‘The picture of the black bear is my favourite. He was busy enough in the grass on the far side of the highway eating dandelions. I tried to get his attention by revving my engine. He’d look up and ignore me some more. Finally he plopped himself down to eat in this sitting position when I zoomed in with my Canon Power Shot camera. It has 30X zoom or 800 mm and brought me in nice and close to steel this picture!” Alfonz said in an email to me.
Do bears poo on the highway? Alfonz was telling us that each morning the roads would be lined with fresh bear poop. Are they marking their territory, or is it a nice open space out of their home to do their business?
How do you know it was from a bear? I asked, his reply was that He knew from the berry like colour! Who knew?
For those of you thinking, not too smart to be this close to a bear on the Alaskan Highway, you’re right. Few people see bears that live up this way. It’s not like say Kitimat where they run around like dogs and are used to seeing people each day, and wave as they eat from your garbage can. Alfonz had one hand on the throttle and the other taking the picture.
After the three day rally our boys made their way to Alaska on the Top of the World Highway. The condition of the Highway was fair to midland, some rocky roads and some paved.
Bok bok Chicken Alaska! It’s original name was hard to spell and say (ptarmigan), and Chicken was used to avoid embarrassment. A gas station and a store, population 7, survived by the skin of it’s teeth or beak after the goldrush era! I can almost hear a banjo in the background as I write this!! Why is Chicken so funny anyway? hmmm Do they serve fried chicken in the gas station? I would. Just saying.
Tok, AK was the last stop of the day, and lies on a large, flat alluvial plain of the Tanana Valley between its river and the Alaska Range. Serves as an important junction of the Alaskan Highway with Glenn Highway, population 1,393. Once they washed the dust off from their bodies in the motel room, they went out and took advantage of the Alaskan no helmet law and went for a zip around town!
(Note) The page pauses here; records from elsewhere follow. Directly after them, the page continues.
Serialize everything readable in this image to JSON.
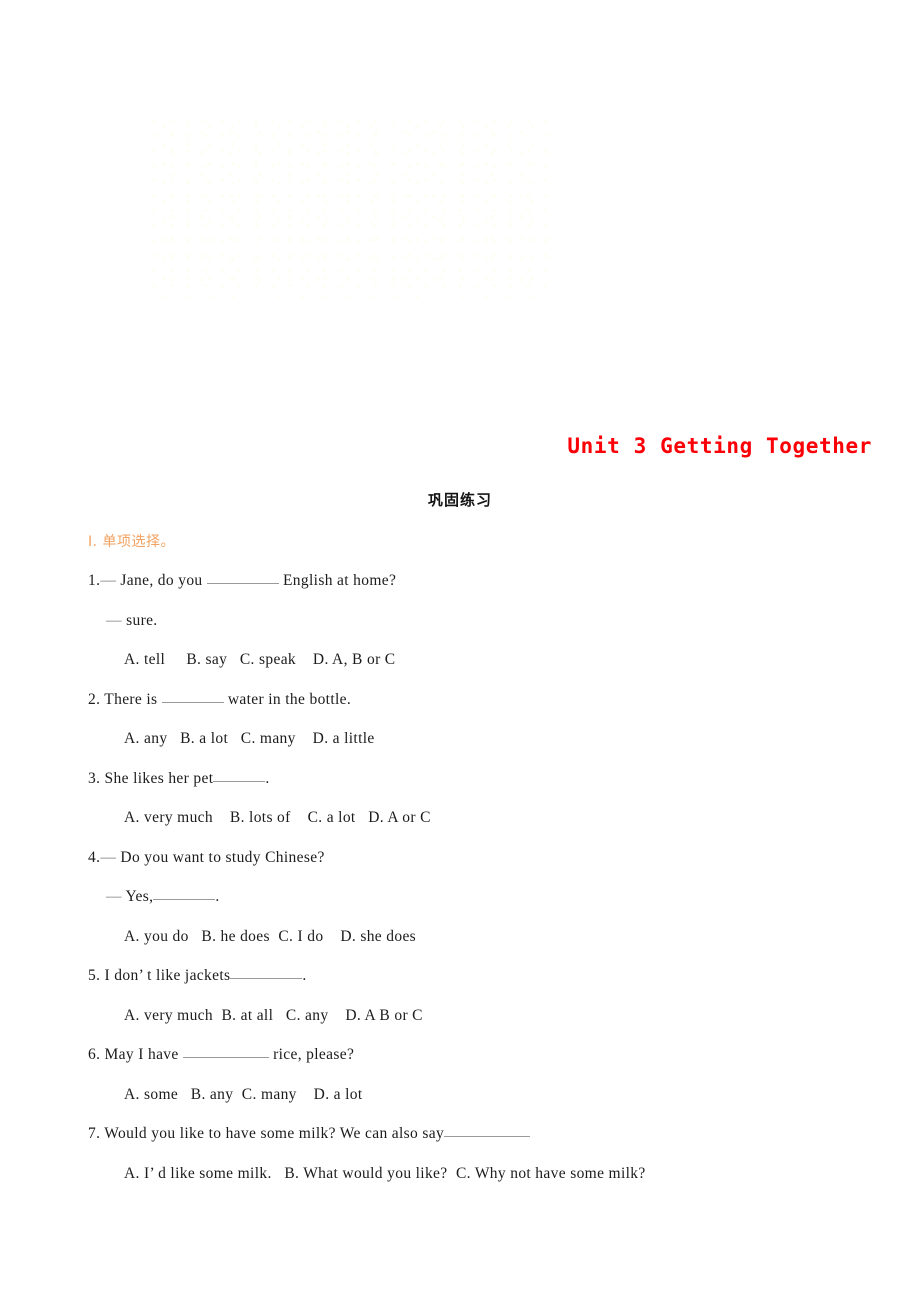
{
  "document": {
    "title": "Unit 3 Getting Together",
    "subtitle": "巩固练习",
    "title_color": "#fb0007",
    "heading_color": "#f2a261",
    "body_color": "#1c1c1c"
  },
  "watermark": {
    "present": true,
    "color": "#fffde0"
  },
  "section": {
    "label": "Ⅰ. 单项选择。"
  },
  "questions": [
    {
      "number": "1.",
      "dash": "—",
      "stem_before": " Jane, do you ",
      "blank": "blank",
      "stem_after": " English at home?",
      "reply_dash": "—",
      "reply": " sure.",
      "options": "A. tell     B. say   C. speak    D. A, B or C"
    },
    {
      "number": "2.",
      "stem_before": " There is ",
      "blank": "blank",
      "stem_after": " water in the bottle.",
      "options": "A. any   B. a lot   C. many    D. a little"
    },
    {
      "number": "3.",
      "stem_before": " She likes her pet",
      "blank": "blank",
      "stem_after": ".",
      "options": "A. very much    B. lots of    C. a lot   D. A or C"
    },
    {
      "number": "4.",
      "dash": "—",
      "stem_before": " Do you want to study Chinese?",
      "reply_dash": "—",
      "reply_before": " Yes,",
      "blank": "blank",
      "reply_after": ".",
      "options": "A. you do   B. he does  C. I do    D. she does"
    },
    {
      "number": "5.",
      "stem_before": " I don’ t like jackets",
      "blank": "blank",
      "stem_after": ".",
      "options": "A. very much  B. at all   C. any    D. A B or C"
    },
    {
      "number": "6.",
      "stem_before": " May I have ",
      "blank": "blank",
      "stem_after": " rice, please?",
      "options": "A. some   B. any  C. many    D. a lot"
    },
    {
      "number": "7.",
      "stem_before": " Would you like to have some milk? We can also say",
      "blank": "blank",
      "stem_after": "",
      "options": "A. I’ d like some milk.   B. What would you like?  C. Why not have some milk?"
    }
  ]
}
The next day was by far the most beautiful stretch of the trip. Mountain ranges speckled the ride, valleys met before you, the winding highway is a biker’s paradise. Riding at snow level, you hear glacier fed rivers noisily rattling their stones. The boys make their way to Haines AK. A sweet town clinging to the sea. The motel, which is a hotel designed for motorists, had a bird’s eye view of the Ocean below, soldiered by mountains in the distance.
From there they jump on the ferry. The picture above are of the men my husband rode with.
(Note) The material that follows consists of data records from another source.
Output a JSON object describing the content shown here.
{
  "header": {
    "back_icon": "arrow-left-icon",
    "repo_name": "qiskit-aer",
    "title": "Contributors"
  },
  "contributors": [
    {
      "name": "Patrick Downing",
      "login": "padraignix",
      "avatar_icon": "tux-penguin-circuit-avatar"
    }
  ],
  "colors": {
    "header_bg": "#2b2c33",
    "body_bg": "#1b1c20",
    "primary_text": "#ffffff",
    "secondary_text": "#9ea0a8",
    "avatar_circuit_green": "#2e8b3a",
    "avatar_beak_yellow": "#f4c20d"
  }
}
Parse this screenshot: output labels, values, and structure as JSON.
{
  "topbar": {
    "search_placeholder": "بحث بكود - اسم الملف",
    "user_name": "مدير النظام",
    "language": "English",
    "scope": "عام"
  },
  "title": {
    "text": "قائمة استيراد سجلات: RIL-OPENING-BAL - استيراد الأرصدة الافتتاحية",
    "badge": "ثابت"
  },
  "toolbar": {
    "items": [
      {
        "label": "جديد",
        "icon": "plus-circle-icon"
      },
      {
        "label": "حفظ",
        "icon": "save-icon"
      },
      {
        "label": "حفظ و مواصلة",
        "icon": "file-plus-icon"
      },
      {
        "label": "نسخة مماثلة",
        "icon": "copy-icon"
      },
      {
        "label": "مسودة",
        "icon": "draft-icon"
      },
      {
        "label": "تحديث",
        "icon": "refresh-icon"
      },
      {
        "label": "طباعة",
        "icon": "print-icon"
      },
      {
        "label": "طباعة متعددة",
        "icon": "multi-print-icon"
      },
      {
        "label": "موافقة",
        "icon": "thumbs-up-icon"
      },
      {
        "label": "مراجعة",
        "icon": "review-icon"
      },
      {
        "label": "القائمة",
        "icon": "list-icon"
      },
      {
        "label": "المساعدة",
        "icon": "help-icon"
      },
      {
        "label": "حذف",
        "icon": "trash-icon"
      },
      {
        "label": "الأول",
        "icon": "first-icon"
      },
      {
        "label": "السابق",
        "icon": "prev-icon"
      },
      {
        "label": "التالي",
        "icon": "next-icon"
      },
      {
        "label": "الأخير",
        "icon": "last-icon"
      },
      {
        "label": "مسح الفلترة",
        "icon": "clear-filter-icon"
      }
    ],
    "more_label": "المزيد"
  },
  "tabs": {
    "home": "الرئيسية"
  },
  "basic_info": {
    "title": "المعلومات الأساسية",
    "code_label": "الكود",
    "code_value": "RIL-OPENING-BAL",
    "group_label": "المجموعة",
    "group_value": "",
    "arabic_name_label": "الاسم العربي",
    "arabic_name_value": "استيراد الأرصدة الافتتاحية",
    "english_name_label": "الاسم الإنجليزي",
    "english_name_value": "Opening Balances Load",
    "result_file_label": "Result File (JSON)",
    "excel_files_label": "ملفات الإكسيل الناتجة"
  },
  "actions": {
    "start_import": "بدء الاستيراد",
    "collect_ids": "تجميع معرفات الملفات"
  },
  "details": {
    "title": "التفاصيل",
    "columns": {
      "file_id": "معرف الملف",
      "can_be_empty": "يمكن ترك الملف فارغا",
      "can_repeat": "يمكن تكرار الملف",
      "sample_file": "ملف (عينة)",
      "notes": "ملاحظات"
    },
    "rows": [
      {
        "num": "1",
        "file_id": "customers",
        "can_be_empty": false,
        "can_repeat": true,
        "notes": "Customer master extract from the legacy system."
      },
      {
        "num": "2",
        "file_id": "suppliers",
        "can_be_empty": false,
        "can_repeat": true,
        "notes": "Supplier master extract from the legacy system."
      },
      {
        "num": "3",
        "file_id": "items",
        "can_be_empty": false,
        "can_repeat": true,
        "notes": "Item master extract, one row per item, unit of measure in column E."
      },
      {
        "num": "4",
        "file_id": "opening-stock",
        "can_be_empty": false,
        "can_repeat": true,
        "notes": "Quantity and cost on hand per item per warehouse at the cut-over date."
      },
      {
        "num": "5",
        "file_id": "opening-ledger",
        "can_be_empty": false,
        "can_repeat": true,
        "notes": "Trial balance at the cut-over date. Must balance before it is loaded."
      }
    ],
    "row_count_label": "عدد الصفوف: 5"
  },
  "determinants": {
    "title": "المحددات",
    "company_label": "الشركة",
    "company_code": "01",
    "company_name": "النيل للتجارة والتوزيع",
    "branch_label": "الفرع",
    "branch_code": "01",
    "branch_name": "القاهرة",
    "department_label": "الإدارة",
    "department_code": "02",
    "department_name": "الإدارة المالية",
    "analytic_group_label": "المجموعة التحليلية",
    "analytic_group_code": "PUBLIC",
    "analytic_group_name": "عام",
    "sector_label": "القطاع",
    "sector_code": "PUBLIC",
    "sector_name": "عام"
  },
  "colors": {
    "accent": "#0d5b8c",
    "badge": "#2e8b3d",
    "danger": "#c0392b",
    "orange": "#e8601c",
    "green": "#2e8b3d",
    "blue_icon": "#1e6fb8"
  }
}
Juneau, the capitol, was the ferry’s first stop, located on the Gastineau Channel in the panhandle. Nestled at the base of Mount Juneau, and across the channel from Douglas Island. It sits pretty at sea level, with mountains which on top run about 30 glacier flows. Spectacular scenery.
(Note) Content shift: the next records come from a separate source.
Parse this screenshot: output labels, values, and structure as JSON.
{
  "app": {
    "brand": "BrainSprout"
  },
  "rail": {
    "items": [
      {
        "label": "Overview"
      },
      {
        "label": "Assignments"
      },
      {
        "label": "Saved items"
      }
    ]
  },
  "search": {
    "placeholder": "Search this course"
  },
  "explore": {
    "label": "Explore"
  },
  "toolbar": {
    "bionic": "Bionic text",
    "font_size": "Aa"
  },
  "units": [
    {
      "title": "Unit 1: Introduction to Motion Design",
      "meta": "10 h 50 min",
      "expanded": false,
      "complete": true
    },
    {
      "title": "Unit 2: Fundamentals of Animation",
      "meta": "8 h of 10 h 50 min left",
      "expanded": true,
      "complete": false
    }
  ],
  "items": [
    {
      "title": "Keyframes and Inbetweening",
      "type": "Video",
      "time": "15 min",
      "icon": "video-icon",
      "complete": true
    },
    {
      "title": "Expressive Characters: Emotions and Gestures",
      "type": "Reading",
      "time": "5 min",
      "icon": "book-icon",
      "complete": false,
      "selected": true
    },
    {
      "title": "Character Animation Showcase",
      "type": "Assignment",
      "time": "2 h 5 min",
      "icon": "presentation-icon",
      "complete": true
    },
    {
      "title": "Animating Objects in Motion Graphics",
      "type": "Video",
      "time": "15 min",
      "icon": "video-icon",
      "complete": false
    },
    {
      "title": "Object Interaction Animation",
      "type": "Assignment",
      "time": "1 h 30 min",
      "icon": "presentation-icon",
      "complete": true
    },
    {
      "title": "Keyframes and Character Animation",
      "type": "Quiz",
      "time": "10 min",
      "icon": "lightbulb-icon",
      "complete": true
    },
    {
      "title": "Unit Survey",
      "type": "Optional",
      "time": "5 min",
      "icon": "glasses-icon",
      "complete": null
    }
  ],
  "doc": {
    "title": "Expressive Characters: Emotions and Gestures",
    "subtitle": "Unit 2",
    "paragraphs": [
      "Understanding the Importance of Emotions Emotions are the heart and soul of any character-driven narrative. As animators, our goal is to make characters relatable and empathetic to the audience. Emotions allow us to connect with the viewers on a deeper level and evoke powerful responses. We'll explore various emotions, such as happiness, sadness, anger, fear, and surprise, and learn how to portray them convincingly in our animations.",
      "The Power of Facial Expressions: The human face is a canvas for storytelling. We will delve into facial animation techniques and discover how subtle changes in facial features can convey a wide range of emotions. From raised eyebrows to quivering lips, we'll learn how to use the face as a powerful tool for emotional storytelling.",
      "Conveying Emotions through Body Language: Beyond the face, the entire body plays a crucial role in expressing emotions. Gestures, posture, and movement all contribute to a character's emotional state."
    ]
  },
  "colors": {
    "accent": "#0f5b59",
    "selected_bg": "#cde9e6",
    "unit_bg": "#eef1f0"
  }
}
Sitka, Ak faces the Gulf of Alaska head on. Originally named New Archangel under Russian rule, it’s 9,000 population is located on Baranof Island, part of the Panhandle.
Finally Ketchikan, AK, the “Salmon capital of the World” population 7,400. Here we had a 5 hour stop over to stretch our land legs, have a good home cooked meal in a fine dining establishment, where WiFi was available and finally called the family.
Last stop Bellingham, WA and their drive home. Alfonz surprises us at 9:00am. And that is the 2 week summary for all you that followed along!